*All times are GMT For more events and lines, see the  Euro to dollar forecast.

EUR/USD Sentiment

  • Markets eye Fed minutes: The Federal Reserve will be in the spotlight on Wednesday, as the Fed releases the minutes of its March policy meeting.  Last week, Fed chair Janet Yellen said that  inflation and employment levels  needed to improve considerably. So it shouldn’t be a surprise if the minutes state that the US still has a long way to go on the road to recovery. If the minutes don’t sound upbeat about the economy, the dollar could lose some ground.  Currently, the Fed is purchasing $55 billion  in assets each month under its QE scheme. There have been three tapers to QE so far, and Yellen plans to wind up the program in the fall, provided that the US economy does not run into any serious turbulence. At the same time, the Federal Reserve has stated that it has no plans to raise interest rates until sometime in 2015. The taper pace and the rate hike pace depend a lot on jobs data.

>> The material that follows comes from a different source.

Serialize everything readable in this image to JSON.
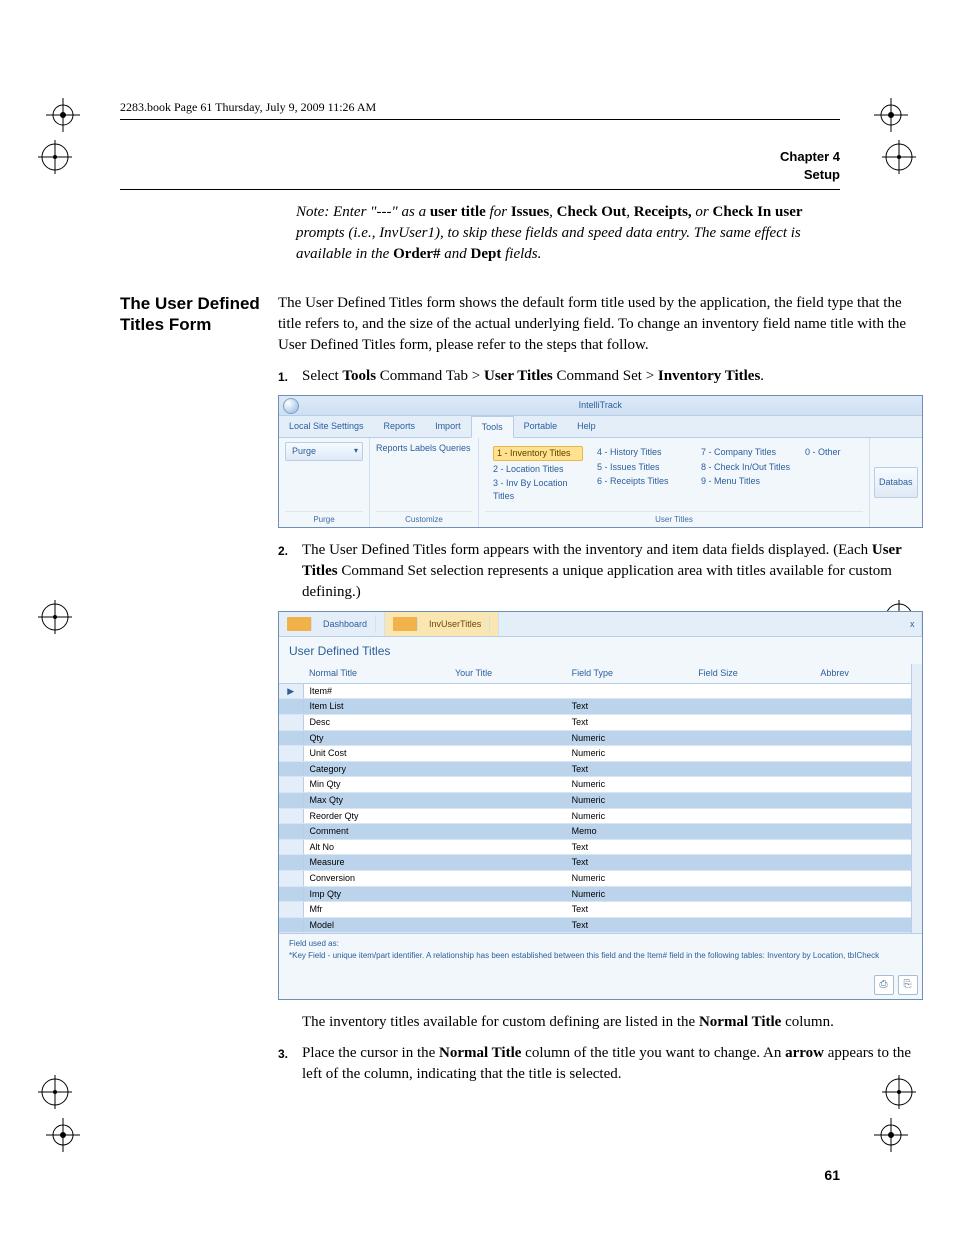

  • German trade balance slips: Germany’s trade surplus narrowed in March, dropping to EUR15.7 billion, its smallest surplus  since July.  The weak reading ended a string of  solid  German  releases  last week, as  Retail Sales, Unemployment Change and Factory Orders all   beat their estimates. As Germany is the Eurozone’s largest economy, the euro is sensitive to  German data, and  recent positive data has help the euro trade at high levels.
  • Ukraine crisis worsens: Tensions between the US and Russia continue to  heat up  over the Ukraine. On Monday, pro-Russian demonstrators took over a government building in an industrial city in the east of the country and declared their independence. Russia has warned the Ukraine not to react with force, while the US has  accused Russia of continuing to foment unrest in the Ukraine ahead of elections in May.
  • ECB says all non-conventional options available if needed: While the ECB did not make any policy changes  last week, the accompanying statement and press conference by Draghi were dovish: QE and a negative rate are on the table. On Tuesday, ECB policymaker Yves Mersch said that  ECB officials were working on  a QE  scheme in order to  combat deflationary pressures, but added that there was no immediate need for such a program. Meanwhile, Bundesbank President Jens Weidmann said that monetary policy alone will not solve the Eurozone’s economic problems, and called  on political leaders to implement  fiscal and other reforms.
  • NFP climbs  but misses expectations: US Nonfarm Payrolls, one of the most important economic indicators, rose nicely last in March, climbing to 192 thousand, compared to 175 thousand a month earlier. However, the markets were looking for more, with the estimate  standing at 199 thousand. The Unemployment  Rate also missed the mark, as it  edged up to  6.7%. The estimate stood at 6.6%. On Tuesday, JOLTS Job Openings looked strong, climbing to 4.17 million, well above the estimate of 3.99 million. This was the key employment indicator’s best showing in over six years.